For those who find this question interesting, the actual paper is available here. And yes, part of the experimental apparatus was an amusement park ride! See Figure 1.
How NOT to Lay off One's Employees
Leave them off the invitation list to a company Christmas party:
Our source tells us that "when the brain trusts sent out the holiday party email they only sent it to people who would still be here -- even though some of us hadn't been notified we were on the block yet."That is bad.
I recall hearing awhile back about another firm that laid off some of its employees via a mass memo sent to their PDAs. I never thought I'd see someone equal or exceed even that level of carelessness.
Myrhaf on Reagan's Legacy
Myrhaf considers whether we should include Reagan on Mt. Rushmore:
Reagan's pragmatism toward Iran and terrorism, with his non-response to the Beirut barracks bombing and his Iran-Contra Scandal, makes him the single man most responsible for our feckless Middle East policy. ...That same argument would go for the Reagan dime -- unless you made things interesting by taking the dime to be a commemoration of our worst president, given the welfare statist currently depicted. But then you might want a bigger field to choose from if don't already consider FDR to be our worst President....
The size of government more than doubled during the Reagan Presidency. You can blame it on Tip O'Neill's Democrat Congress, but the fact is that Reagan didn't have what it takes to stand up to the big spenders. Such weakness is the stuff of mediocrity.

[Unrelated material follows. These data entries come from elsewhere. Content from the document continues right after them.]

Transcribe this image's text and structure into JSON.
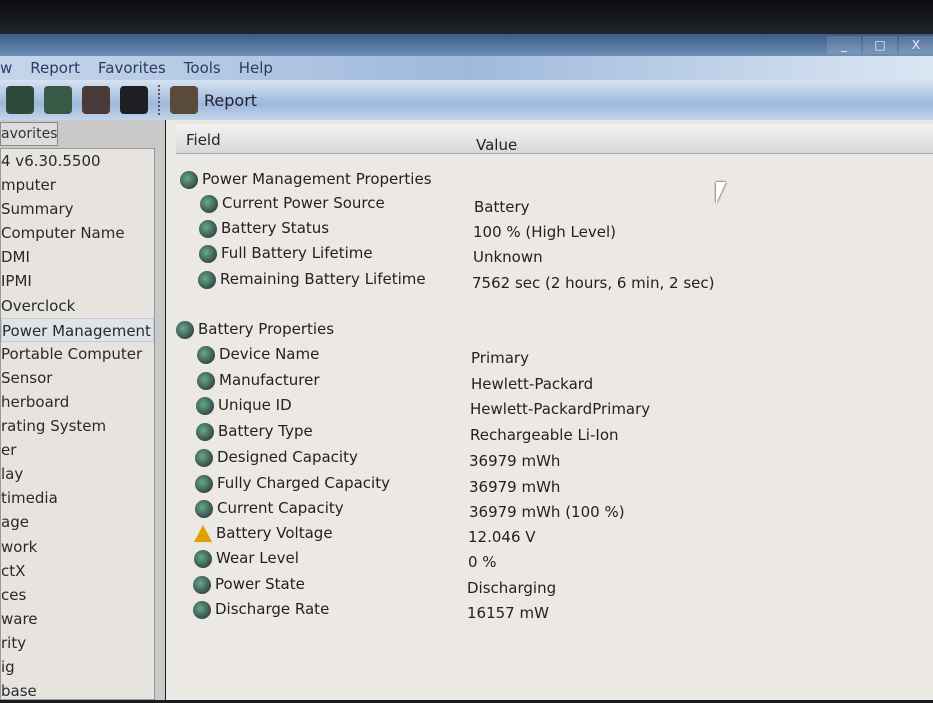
{
  "menu": [
    "w",
    "Report",
    "Favorites",
    "Tools",
    "Help"
  ],
  "toolbar": {
    "report_label": "Report"
  },
  "window_controls": [
    "_",
    "□",
    "X"
  ],
  "left": {
    "tab": "avorites",
    "items": [
      "4 v6.30.5500",
      "mputer",
      "Summary",
      "Computer Name",
      "DMI",
      "IPMI",
      "Overclock",
      "Power Management",
      "Portable Computer",
      "Sensor",
      "herboard",
      "rating System",
      "er",
      "lay",
      "timedia",
      "age",
      "work",
      "ctX",
      "ces",
      "ware",
      "rity",
      "ig",
      "base"
    ],
    "selected_index": 7
  },
  "columns": {
    "field": "Field",
    "value": "Value"
  },
  "sections": [
    {
      "title": "Power Management Properties",
      "rows": [
        {
          "field": "Current Power Source",
          "value": "Battery",
          "icon": "power-icon"
        },
        {
          "field": "Battery Status",
          "value": "100 % (High Level)",
          "icon": "power-icon"
        },
        {
          "field": "Full Battery Lifetime",
          "value": "Unknown",
          "icon": "power-icon"
        },
        {
          "field": "Remaining Battery Lifetime",
          "value": "7562 sec (2 hours, 6 min, 2 sec)",
          "icon": "power-icon"
        }
      ]
    },
    {
      "title": "Battery Properties",
      "rows": [
        {
          "field": "Device Name",
          "value": "Primary",
          "icon": "battery-icon"
        },
        {
          "field": "Manufacturer",
          "value": "Hewlett-Packard",
          "icon": "battery-icon"
        },
        {
          "field": "Unique ID",
          "value": "Hewlett-PackardPrimary",
          "icon": "battery-icon"
        },
        {
          "field": "Battery Type",
          "value": "Rechargeable Li-Ion",
          "icon": "battery-icon"
        },
        {
          "field": "Designed Capacity",
          "value": "36979 mWh",
          "icon": "battery-icon"
        },
        {
          "field": "Fully Charged Capacity",
          "value": "36979 mWh",
          "icon": "battery-icon"
        },
        {
          "field": "Current Capacity",
          "value": "36979 mWh  (100 %)",
          "icon": "battery-icon"
        },
        {
          "field": "Battery Voltage",
          "value": "12.046 V",
          "icon": "warning-icon"
        },
        {
          "field": "Wear Level",
          "value": "0 %",
          "icon": "battery-icon"
        },
        {
          "field": "Power State",
          "value": "Discharging",
          "icon": "battery-icon"
        },
        {
          "field": "Discharge Rate",
          "value": "16157 mW",
          "icon": "battery-icon"
        }
      ]
    }
  ]
}
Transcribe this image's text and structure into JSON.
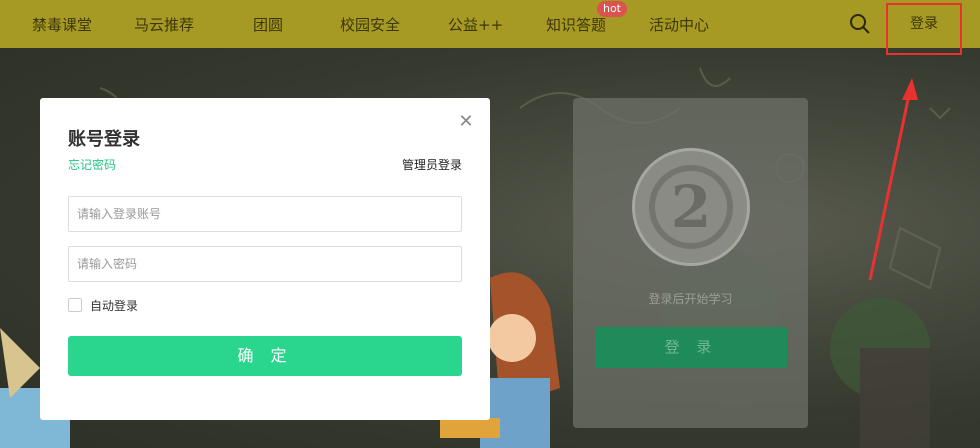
{
  "nav": {
    "items": [
      {
        "label": "禁毒课堂"
      },
      {
        "label": "马云推荐"
      },
      {
        "label": "团圆"
      },
      {
        "label": "校园安全"
      },
      {
        "label": "公益++"
      },
      {
        "label": "知识答题",
        "badge": "hot"
      },
      {
        "label": "活动中心"
      }
    ],
    "search_icon": "search-icon",
    "login_label": "登录",
    "bar_color": "#a79a24"
  },
  "side_panel": {
    "avatar_digit": "2",
    "hint": "登录后开始学习",
    "login_button": "登 录"
  },
  "login_modal": {
    "title": "账号登录",
    "forgot_password": "忘记密码",
    "admin_login": "管理员登录",
    "account_placeholder": "请输入登录账号",
    "account_value": "",
    "password_placeholder": "请输入密码",
    "password_value": "",
    "auto_login_label": "自动登录",
    "auto_login_checked": false,
    "confirm_button": "确 定",
    "close_icon": "close-icon",
    "accent_color": "#2ad58e"
  }
}
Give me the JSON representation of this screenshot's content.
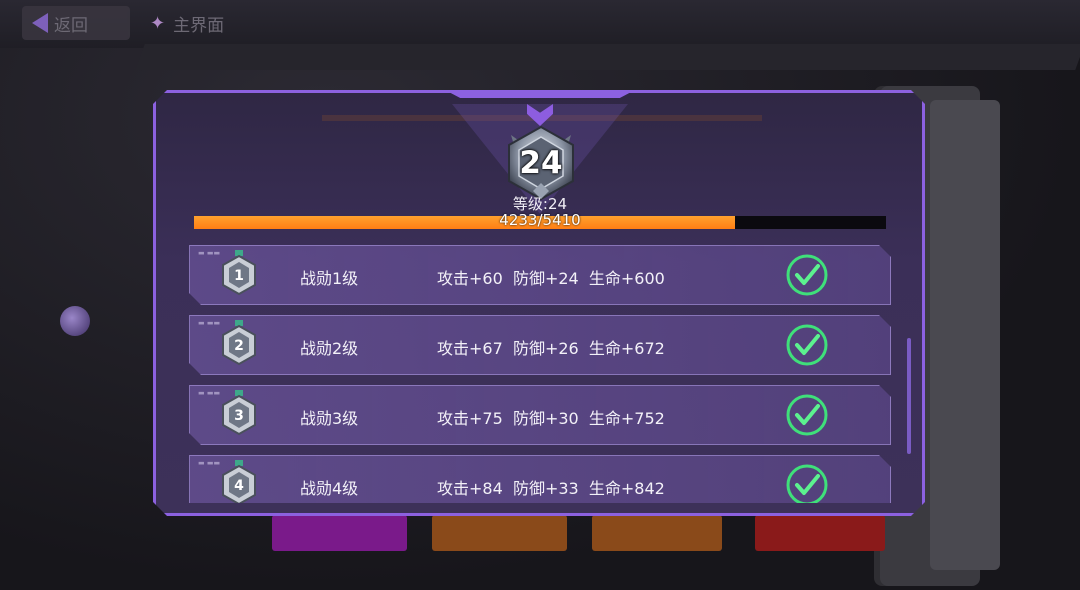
{
  "background": {
    "back_label": "返回",
    "main_label": "主界面"
  },
  "badge": {
    "level_number": "24",
    "level_text": "等级:24"
  },
  "progress": {
    "current": 4233,
    "max": 5410,
    "text": "4233/5410"
  },
  "rows": [
    {
      "rank": "1",
      "title": "战勋1级",
      "stats": "攻击+60  防御+24  生命+600",
      "completed": true
    },
    {
      "rank": "2",
      "title": "战勋2级",
      "stats": "攻击+67  防御+26  生命+672",
      "completed": true
    },
    {
      "rank": "3",
      "title": "战勋3级",
      "stats": "攻击+75  防御+30  生命+752",
      "completed": true
    },
    {
      "rank": "4",
      "title": "战勋4级",
      "stats": "攻击+84  防御+33  生命+842",
      "completed": true
    }
  ],
  "colors": {
    "panel_border": "#8c61e0",
    "progress_fill": "#ff8a1c",
    "check": "#3fe07a"
  },
  "icons": {
    "badge": "level-badge-icon",
    "medal": "medal-icon",
    "check": "check-circle-icon"
  }
}
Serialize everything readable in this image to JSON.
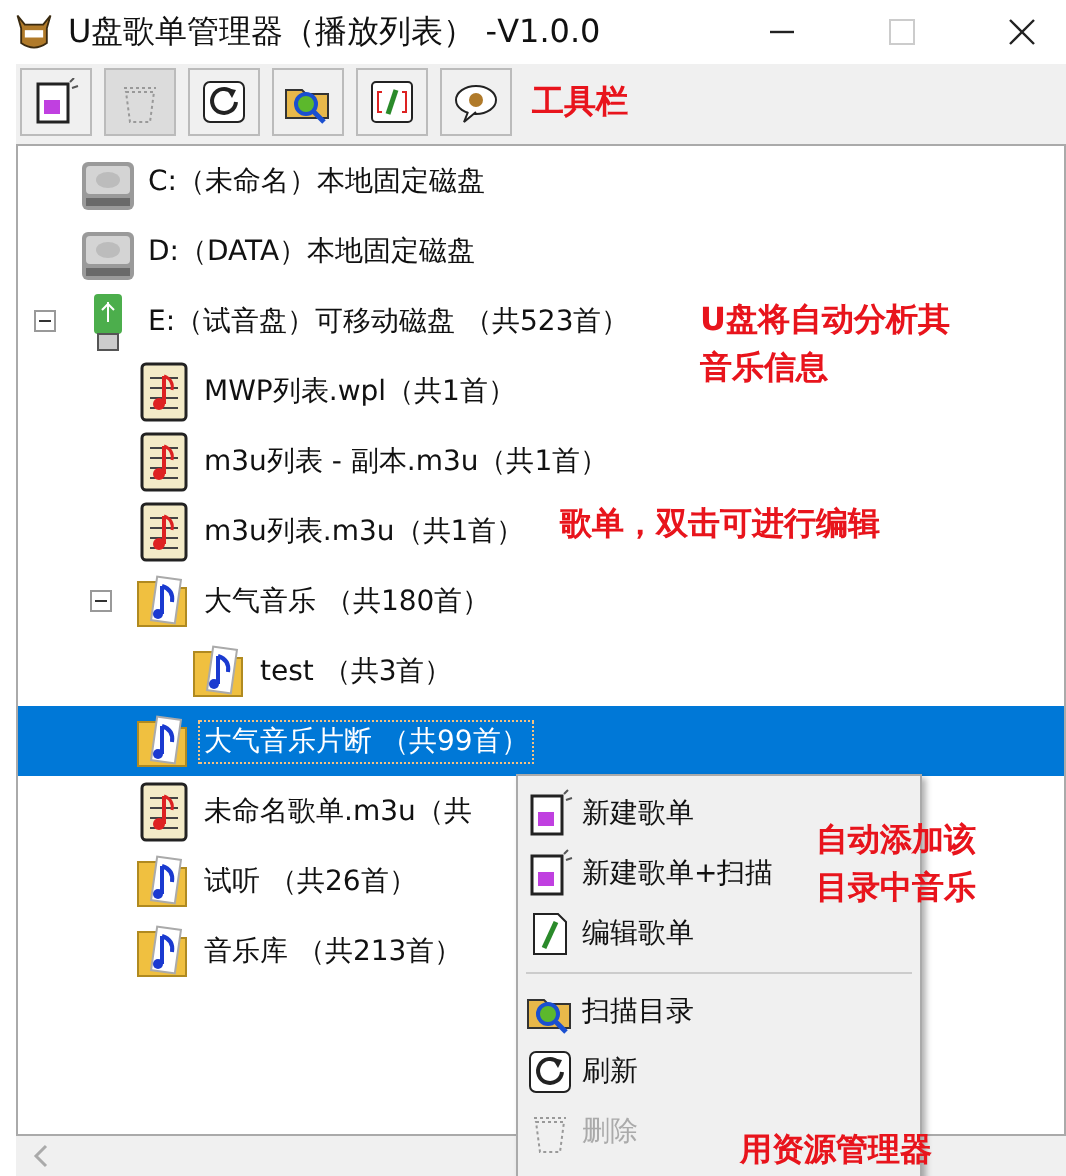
{
  "window": {
    "title": "U盘歌单管理器（播放列表） -V1.0.0"
  },
  "toolbar": {
    "buttons": [
      {
        "kind": "new",
        "disabled": false
      },
      {
        "kind": "delete",
        "disabled": true
      },
      {
        "kind": "refresh",
        "disabled": false
      },
      {
        "kind": "scan",
        "disabled": false
      },
      {
        "kind": "edit",
        "disabled": false
      },
      {
        "kind": "about",
        "disabled": false
      }
    ],
    "note": "工具栏"
  },
  "tree": [
    {
      "kind": "drive",
      "label": "C:（未命名）本地固定磁盘",
      "selected": false
    },
    {
      "kind": "drive",
      "label": "D:（DATA）本地固定磁盘",
      "selected": false
    },
    {
      "kind": "usb",
      "label": "E:（试音盘）可移动磁盘 （共523首）",
      "selected": false,
      "expanded": true,
      "children": [
        {
          "kind": "playlist",
          "label": "MWP列表.wpl（共1首）",
          "selected": false
        },
        {
          "kind": "playlist",
          "label": "m3u列表 - 副本.m3u（共1首）",
          "selected": false
        },
        {
          "kind": "playlist",
          "label": "m3u列表.m3u（共1首）",
          "selected": false
        },
        {
          "kind": "folder",
          "label": "大气音乐 （共180首）",
          "selected": false,
          "expanded": true,
          "children": [
            {
              "kind": "folder",
              "label": "test （共3首）",
              "selected": false
            }
          ]
        },
        {
          "kind": "folder",
          "label": "大气音乐片断 （共99首）",
          "selected": true
        },
        {
          "kind": "playlist",
          "label": "未命名歌单.m3u（共",
          "selected": false
        },
        {
          "kind": "folder",
          "label": "试听 （共26首）",
          "selected": false
        },
        {
          "kind": "folder",
          "label": "音乐库 （共213首）",
          "selected": false
        }
      ]
    }
  ],
  "context_menu": [
    {
      "kind": "new",
      "label": "新建歌单",
      "disabled": false
    },
    {
      "kind": "new",
      "label": "新建歌单+扫描",
      "disabled": false
    },
    {
      "kind": "edit",
      "label": "编辑歌单",
      "disabled": false
    },
    {
      "kind": "separator"
    },
    {
      "kind": "scan",
      "label": "扫描目录",
      "disabled": false
    },
    {
      "kind": "refresh",
      "label": "刷新",
      "disabled": false
    },
    {
      "kind": "delete",
      "label": "删除",
      "disabled": true
    }
  ],
  "annotations": [
    {
      "lines": [
        "U盘将自动分析其",
        "音乐信息"
      ]
    },
    {
      "lines": [
        "歌单，双击可进行编辑"
      ]
    },
    {
      "lines": [
        "自动添加该",
        "目录中音乐"
      ]
    },
    {
      "lines": [
        "用资源管理器"
      ]
    }
  ]
}
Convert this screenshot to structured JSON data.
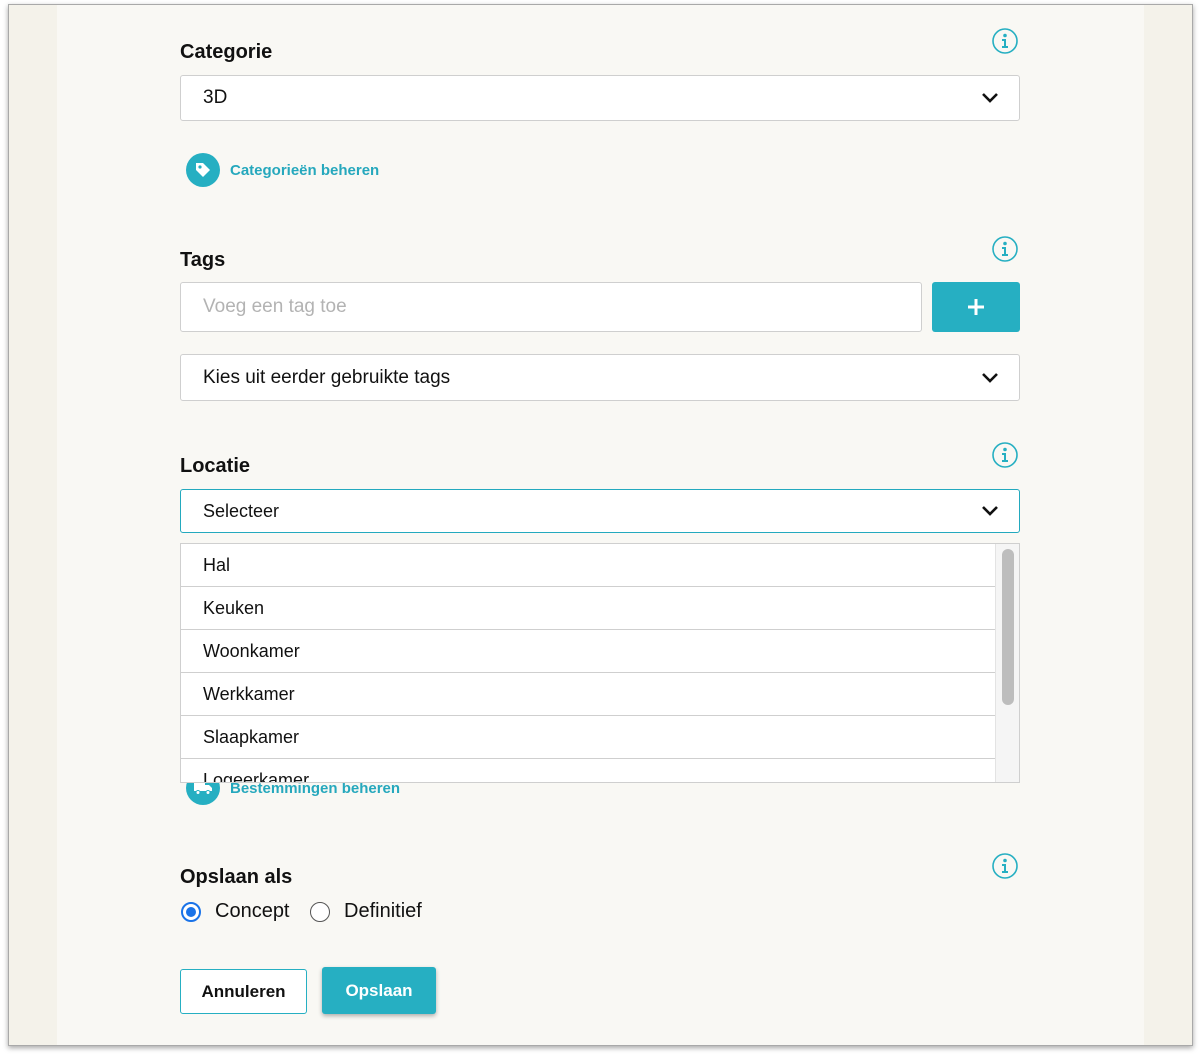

Worst of all, Reagan brought the Religious Right to power, destroying the Goldwater paradigm of a party dedicated to individual rights. ...